Data about app and page elements:
+ + +

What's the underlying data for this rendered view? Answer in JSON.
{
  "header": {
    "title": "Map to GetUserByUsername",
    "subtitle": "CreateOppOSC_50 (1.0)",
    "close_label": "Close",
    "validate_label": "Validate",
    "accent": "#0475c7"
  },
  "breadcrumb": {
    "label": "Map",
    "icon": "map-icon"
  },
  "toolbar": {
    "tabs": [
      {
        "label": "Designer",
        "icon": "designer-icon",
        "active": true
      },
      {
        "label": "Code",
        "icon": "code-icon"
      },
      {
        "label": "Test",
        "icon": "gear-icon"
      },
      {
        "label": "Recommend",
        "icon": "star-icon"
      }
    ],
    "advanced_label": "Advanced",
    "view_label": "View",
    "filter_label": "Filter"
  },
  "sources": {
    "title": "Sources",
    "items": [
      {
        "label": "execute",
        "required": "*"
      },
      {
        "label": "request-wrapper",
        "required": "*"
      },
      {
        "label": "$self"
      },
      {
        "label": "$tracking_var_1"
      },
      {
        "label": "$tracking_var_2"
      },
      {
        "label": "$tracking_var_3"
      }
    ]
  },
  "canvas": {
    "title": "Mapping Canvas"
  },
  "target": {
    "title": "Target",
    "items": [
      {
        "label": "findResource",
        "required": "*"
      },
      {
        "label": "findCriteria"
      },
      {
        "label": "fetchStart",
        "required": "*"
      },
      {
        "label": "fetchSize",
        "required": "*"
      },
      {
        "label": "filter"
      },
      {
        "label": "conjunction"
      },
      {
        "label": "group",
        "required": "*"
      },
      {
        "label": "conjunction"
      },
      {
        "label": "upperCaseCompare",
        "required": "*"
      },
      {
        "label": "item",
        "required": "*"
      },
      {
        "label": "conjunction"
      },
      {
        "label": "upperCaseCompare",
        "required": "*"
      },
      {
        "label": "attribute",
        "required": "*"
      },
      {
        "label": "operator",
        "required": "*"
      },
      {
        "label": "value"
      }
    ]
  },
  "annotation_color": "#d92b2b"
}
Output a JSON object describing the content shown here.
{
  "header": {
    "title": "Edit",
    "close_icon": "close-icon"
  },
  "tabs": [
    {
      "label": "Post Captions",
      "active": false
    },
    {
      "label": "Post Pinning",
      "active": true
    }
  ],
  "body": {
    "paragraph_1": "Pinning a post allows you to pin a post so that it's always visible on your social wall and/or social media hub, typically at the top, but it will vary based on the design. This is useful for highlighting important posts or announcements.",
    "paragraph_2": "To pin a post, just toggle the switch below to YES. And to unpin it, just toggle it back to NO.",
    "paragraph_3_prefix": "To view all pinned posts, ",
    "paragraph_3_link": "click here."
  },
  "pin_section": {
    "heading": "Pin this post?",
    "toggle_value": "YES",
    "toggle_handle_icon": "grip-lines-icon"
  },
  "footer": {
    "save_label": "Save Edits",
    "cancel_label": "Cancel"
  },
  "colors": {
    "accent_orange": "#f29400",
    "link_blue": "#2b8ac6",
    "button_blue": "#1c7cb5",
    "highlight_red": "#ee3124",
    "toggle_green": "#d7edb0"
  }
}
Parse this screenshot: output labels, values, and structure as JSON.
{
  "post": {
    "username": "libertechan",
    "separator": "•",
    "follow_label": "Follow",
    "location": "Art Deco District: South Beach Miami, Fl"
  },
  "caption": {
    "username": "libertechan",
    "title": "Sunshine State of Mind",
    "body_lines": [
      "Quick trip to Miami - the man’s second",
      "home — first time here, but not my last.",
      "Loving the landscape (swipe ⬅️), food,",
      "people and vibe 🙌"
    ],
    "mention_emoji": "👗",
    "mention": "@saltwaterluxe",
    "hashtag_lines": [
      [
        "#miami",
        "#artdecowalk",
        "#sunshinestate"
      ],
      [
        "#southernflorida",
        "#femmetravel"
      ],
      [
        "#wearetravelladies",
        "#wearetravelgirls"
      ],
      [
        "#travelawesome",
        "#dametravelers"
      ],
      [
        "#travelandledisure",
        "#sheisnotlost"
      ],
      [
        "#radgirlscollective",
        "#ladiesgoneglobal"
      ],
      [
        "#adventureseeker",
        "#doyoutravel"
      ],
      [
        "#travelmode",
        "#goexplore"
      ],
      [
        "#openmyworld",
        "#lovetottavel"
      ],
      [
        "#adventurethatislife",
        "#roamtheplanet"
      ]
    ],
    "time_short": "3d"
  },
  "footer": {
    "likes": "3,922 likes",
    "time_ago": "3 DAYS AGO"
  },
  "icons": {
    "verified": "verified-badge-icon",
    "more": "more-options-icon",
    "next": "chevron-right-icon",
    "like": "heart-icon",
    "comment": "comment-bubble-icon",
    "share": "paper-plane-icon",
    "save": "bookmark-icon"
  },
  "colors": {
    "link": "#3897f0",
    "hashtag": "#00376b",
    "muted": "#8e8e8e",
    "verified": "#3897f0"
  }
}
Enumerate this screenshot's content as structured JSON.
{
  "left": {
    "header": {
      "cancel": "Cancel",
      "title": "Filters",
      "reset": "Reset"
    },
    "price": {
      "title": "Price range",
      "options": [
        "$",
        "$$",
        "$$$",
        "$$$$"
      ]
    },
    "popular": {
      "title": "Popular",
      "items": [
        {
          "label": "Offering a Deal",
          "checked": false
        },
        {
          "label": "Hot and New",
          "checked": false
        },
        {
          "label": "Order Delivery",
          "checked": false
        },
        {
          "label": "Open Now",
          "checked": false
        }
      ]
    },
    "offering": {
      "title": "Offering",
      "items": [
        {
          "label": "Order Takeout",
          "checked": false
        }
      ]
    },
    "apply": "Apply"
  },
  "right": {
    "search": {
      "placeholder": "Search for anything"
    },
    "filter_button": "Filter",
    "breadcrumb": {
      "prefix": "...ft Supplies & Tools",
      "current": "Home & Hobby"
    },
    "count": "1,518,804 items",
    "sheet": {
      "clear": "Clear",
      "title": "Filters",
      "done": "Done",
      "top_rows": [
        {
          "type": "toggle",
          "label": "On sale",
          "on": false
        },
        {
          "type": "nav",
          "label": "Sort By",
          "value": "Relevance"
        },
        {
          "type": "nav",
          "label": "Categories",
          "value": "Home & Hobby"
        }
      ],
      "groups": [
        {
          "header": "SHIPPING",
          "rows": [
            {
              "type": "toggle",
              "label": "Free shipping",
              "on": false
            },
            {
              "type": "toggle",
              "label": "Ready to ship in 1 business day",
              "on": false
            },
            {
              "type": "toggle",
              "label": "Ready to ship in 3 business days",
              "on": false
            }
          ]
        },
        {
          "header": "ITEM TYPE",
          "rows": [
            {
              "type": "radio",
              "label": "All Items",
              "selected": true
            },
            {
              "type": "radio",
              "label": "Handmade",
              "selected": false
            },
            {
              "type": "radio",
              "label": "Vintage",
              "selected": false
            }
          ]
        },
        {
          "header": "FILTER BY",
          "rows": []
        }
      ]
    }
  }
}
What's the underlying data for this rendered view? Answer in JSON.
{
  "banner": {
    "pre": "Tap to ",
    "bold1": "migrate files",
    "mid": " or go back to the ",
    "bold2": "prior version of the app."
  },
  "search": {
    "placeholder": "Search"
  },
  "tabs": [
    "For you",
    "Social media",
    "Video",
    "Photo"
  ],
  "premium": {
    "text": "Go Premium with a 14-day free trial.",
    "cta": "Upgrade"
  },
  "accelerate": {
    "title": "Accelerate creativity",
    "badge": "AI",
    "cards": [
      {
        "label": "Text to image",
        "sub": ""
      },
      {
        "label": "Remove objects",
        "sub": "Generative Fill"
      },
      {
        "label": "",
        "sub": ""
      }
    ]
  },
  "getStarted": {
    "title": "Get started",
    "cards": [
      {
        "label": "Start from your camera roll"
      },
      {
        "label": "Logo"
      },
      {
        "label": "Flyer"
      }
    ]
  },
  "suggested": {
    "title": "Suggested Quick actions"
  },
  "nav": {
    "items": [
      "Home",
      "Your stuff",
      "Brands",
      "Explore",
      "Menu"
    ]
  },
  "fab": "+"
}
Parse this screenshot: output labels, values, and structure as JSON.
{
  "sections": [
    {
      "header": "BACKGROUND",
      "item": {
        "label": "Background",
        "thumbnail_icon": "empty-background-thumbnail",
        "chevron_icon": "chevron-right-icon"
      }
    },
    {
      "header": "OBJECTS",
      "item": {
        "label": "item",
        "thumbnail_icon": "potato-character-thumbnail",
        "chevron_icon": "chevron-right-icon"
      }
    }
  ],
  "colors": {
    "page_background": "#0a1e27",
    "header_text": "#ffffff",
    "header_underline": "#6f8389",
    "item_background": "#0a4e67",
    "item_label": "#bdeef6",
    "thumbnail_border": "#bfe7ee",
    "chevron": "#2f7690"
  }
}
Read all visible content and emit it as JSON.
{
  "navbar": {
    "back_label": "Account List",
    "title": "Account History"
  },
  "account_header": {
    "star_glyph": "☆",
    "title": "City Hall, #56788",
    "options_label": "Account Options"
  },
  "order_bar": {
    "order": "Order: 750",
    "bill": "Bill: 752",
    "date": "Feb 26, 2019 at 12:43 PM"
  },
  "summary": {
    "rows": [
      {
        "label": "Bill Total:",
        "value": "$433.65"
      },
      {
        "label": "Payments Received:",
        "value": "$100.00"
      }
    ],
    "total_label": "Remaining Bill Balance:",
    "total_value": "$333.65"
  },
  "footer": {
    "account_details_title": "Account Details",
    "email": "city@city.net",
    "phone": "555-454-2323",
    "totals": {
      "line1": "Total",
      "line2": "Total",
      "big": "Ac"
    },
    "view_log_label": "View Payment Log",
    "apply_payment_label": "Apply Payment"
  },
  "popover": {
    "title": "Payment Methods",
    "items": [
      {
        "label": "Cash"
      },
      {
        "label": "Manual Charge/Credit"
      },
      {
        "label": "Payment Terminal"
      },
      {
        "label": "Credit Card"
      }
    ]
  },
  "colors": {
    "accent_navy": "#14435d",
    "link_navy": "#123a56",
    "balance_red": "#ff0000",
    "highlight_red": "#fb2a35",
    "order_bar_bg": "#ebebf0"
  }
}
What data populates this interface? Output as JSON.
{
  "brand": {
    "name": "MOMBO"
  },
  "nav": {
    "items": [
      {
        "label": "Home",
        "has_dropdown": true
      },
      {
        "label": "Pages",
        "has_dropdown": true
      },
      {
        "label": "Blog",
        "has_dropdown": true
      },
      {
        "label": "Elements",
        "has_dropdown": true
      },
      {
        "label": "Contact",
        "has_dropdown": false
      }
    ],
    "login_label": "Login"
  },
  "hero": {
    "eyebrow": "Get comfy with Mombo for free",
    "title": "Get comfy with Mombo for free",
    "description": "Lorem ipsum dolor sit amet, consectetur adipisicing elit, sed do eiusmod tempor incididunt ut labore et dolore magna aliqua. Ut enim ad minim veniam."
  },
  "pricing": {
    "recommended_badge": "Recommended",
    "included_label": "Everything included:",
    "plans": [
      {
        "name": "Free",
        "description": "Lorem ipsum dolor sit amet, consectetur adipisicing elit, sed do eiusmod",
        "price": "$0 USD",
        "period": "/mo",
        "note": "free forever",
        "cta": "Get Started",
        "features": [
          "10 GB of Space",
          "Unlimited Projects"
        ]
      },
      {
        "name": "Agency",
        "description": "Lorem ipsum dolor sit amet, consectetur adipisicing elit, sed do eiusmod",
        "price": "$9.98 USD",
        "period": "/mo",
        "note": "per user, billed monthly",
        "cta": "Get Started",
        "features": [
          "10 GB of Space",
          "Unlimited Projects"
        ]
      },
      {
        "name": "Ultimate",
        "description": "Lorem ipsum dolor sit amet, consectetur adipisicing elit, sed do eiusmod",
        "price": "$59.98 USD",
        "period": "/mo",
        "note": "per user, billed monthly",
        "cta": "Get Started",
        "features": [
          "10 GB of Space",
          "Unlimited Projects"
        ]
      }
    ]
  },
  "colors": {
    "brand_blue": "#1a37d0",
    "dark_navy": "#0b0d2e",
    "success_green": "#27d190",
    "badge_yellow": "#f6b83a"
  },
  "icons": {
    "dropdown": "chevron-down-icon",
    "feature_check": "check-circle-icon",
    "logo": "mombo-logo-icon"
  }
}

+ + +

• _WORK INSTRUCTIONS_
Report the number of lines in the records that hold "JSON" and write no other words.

• _WORKED SOLUTION_
8